Elder of Sakala
Suure-Jaani Vabadussõja mälestussammas 2018.jpg
Monument to Lembitu at Suure-Jaani, Estonia.
ReignUntil 21 September 1217
SuccessorUnnepewe, his brother
Born12th century
Died(1217-09-21)21 September 1217
Near Viljandi
IssueOne or several sons

Lembitu (Estonian also: Lembit, died 21 September 1217) was an ancient Estonian king of Sakala County and military leader in the struggle against conquest of the Estonian lands by the German Livonian Brothers of the Sword at the beginning of the 13th century. He is the only Estonian pre-Crusade ruler, about whom some biographical information is known (he is mentioned only in the Chronicle of Henry of Livonia).[1]

Lembitu, also referred to in Latin as Lambite, Lembito or Lembitus, was first mentioned in chronicles in 1211. Troops led by Lembitu destroyed a troop of missionaries in the historical Estonian county of Sakala (Sackalia) and made a raid as far as Pskov, then a town of the Novgorod Republic. In 1215, Lembitu's Lehola (Leal) stronghold (situated near the present town of Suure-Jaani) was taken by Germans and Lembitu was taken prisoner. He was released in 1217.

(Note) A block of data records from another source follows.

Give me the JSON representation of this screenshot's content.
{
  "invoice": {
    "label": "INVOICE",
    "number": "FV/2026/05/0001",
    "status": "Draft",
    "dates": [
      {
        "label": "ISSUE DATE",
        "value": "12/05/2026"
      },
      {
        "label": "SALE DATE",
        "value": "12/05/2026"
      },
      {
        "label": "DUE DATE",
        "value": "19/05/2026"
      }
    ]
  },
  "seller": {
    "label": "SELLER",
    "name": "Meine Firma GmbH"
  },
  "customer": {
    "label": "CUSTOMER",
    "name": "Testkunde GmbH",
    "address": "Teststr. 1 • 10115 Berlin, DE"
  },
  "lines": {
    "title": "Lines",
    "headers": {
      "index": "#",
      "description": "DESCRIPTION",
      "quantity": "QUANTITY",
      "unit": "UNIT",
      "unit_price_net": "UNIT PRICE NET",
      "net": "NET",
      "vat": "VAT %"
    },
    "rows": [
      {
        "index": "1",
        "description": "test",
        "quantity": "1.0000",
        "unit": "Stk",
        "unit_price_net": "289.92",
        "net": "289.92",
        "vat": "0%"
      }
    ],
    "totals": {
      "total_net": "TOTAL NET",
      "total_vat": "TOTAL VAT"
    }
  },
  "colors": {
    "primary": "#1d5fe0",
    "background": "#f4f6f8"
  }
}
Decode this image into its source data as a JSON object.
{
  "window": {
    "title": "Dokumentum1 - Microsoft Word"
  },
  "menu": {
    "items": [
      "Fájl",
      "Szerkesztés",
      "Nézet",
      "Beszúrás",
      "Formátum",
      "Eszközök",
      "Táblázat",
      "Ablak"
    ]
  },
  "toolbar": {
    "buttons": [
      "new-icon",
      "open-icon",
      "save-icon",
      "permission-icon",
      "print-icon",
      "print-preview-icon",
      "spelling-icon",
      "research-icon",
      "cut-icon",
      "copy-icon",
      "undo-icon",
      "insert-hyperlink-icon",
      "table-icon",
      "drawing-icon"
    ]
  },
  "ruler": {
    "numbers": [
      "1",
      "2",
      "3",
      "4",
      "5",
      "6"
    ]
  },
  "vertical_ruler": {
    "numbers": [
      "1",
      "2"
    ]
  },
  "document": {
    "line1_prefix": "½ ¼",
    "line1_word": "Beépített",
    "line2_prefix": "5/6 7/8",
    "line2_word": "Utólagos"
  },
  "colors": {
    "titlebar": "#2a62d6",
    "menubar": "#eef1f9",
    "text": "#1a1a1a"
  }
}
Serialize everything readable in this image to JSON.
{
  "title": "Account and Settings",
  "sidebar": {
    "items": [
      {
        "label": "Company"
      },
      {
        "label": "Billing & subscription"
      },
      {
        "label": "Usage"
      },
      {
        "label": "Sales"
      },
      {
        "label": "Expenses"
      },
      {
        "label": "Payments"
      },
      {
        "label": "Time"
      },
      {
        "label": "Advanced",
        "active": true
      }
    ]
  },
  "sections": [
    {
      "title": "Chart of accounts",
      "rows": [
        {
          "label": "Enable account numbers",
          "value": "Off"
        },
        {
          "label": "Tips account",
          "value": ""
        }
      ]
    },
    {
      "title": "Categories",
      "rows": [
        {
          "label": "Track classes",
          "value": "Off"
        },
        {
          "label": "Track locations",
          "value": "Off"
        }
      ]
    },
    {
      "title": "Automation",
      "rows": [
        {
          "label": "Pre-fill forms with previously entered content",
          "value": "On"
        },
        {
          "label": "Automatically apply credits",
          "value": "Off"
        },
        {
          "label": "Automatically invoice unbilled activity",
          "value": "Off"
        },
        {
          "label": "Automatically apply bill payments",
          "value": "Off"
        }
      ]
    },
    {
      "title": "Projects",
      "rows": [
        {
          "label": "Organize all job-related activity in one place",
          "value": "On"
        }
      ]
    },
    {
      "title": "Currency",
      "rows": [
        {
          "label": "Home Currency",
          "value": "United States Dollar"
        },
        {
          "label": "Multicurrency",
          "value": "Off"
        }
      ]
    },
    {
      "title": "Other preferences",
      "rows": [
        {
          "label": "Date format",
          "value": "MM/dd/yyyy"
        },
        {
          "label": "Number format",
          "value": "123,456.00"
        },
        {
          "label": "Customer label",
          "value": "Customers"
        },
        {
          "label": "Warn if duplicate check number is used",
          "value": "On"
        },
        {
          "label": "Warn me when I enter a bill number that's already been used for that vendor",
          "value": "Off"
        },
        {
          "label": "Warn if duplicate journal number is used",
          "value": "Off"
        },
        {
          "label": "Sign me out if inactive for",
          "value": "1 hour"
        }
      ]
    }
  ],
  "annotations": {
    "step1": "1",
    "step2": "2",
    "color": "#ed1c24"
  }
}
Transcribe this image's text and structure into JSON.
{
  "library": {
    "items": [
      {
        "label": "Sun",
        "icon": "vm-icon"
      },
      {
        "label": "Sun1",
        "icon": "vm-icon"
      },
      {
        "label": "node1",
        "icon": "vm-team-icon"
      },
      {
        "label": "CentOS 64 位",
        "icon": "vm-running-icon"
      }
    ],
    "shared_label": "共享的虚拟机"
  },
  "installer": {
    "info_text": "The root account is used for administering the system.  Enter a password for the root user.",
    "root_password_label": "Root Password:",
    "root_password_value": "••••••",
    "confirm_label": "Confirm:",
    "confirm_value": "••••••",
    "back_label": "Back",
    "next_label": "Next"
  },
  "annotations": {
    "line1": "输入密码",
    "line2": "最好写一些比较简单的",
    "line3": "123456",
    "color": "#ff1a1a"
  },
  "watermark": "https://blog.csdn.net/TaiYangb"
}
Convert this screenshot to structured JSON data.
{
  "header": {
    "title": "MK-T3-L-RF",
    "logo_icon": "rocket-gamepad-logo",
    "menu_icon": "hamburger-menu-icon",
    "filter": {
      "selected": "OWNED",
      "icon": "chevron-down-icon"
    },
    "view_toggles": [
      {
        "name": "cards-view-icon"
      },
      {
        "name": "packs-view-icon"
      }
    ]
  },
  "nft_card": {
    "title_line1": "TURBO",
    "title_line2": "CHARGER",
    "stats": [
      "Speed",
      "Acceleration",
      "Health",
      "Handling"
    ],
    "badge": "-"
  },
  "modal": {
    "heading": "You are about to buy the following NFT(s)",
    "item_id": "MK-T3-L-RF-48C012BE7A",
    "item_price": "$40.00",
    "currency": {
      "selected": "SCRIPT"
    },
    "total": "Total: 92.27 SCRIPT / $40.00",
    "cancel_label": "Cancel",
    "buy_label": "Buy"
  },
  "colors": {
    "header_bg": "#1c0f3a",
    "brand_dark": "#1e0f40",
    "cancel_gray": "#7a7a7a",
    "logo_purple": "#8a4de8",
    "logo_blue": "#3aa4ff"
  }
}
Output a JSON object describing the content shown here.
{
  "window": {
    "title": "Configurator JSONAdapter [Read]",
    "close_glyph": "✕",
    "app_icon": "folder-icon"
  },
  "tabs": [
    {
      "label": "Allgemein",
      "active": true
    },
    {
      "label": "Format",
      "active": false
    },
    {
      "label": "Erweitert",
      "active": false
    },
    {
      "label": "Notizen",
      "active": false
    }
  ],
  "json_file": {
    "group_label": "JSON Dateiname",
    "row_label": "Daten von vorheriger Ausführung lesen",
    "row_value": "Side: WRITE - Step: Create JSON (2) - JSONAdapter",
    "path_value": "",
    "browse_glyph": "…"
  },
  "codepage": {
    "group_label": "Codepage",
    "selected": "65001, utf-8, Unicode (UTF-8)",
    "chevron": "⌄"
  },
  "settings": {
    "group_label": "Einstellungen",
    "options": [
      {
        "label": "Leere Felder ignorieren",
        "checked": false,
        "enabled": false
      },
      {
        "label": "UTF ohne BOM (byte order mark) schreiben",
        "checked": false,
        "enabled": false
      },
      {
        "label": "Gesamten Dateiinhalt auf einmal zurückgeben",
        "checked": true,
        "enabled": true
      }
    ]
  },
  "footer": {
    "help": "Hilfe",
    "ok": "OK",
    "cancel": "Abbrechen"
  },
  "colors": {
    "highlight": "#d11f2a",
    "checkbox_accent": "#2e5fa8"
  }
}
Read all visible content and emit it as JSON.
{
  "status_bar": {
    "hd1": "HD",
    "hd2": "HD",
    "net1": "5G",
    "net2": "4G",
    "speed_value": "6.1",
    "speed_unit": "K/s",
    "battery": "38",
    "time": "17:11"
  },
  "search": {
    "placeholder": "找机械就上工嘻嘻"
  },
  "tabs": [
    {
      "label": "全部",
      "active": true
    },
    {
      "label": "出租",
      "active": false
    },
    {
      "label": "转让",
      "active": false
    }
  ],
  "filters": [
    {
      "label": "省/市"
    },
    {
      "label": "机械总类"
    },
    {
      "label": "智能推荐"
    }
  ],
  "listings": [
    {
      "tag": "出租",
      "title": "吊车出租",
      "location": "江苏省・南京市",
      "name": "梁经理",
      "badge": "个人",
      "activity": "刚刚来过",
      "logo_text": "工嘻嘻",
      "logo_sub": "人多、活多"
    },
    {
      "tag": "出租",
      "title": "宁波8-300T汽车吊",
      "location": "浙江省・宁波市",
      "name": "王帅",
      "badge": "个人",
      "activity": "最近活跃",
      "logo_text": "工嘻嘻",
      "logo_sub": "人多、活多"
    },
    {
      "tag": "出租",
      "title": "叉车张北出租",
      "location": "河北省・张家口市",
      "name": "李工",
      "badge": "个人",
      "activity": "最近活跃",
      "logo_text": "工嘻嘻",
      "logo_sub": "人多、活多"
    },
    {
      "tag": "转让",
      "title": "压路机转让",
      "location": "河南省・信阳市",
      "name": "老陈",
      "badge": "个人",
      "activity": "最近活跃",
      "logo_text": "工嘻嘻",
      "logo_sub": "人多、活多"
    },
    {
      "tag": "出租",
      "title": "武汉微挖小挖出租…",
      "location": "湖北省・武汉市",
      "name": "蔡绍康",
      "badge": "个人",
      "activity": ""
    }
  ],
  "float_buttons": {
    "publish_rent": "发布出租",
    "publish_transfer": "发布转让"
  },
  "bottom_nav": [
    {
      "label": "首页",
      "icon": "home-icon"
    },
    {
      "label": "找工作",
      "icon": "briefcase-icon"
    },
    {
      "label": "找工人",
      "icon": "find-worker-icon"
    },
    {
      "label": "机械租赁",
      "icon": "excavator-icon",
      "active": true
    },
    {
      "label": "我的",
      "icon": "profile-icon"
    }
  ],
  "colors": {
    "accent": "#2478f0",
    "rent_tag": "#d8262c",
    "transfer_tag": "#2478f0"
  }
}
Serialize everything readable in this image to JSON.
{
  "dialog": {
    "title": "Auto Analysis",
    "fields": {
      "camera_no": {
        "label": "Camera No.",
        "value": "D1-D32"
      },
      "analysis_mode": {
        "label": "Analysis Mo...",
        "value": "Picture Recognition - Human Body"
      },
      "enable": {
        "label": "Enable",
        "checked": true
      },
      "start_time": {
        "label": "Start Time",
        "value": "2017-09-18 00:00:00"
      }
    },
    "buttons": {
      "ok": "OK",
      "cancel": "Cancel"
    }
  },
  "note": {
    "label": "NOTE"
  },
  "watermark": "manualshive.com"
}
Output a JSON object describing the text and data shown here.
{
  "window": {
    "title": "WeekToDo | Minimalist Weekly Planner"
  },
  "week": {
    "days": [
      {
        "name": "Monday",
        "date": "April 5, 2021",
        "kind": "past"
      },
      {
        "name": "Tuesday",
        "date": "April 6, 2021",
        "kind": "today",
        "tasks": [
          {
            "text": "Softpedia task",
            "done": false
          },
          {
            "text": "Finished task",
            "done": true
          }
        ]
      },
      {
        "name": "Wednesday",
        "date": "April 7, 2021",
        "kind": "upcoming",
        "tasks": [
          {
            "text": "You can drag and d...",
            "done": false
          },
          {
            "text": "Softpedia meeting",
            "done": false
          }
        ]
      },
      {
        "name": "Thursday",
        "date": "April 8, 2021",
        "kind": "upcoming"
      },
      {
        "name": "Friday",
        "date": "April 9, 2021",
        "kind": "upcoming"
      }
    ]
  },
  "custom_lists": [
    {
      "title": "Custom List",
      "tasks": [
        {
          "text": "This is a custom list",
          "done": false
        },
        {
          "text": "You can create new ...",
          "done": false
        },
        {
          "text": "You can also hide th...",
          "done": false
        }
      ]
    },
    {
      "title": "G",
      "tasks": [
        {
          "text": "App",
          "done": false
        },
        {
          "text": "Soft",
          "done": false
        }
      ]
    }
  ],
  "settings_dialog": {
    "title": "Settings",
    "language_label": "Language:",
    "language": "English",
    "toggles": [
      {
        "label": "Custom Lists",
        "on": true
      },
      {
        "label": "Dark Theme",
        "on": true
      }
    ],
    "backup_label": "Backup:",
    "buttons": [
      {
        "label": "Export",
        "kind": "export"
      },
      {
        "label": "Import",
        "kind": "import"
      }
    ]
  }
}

Lembitu attempted to unite the Estonians in order to withstand the German conquest. He managed to assemble an army of 6,000 Estonian men from different counties, but was killed in the following Battle of St. Matthew's Day in September 1217.[2]

Searching the skull of Lembitu in Poland[edit]

There are rumors that Lembitu skull might be in some museum in Poland. In the 70s some Polish students visited Estonia and told here that in one museum there are skull of "Estonian king" with description "Rex Estorum". 1917 Estonia and Poland started together investigations but it is very time consuming because in Poland there are lot of museums even small ones (like monastery museums, local museums etc).[3]

See also[edit]

External links[edit]

References[edit]

  1. ^ Miljan, Toivo (2004). Historical Dictionary of Estonia. Scarecrow Press. ISBN 978-0-8108-4904-4.
  2. ^ Encyclopædia Britannica. Encyclopædia Britannica, inc. 1970. p. 734.
  3. ^ https://www.err.ee/619687/eesti-ja-poola-ulikoolid-uurivad-legendi-lembitu-pea-kohta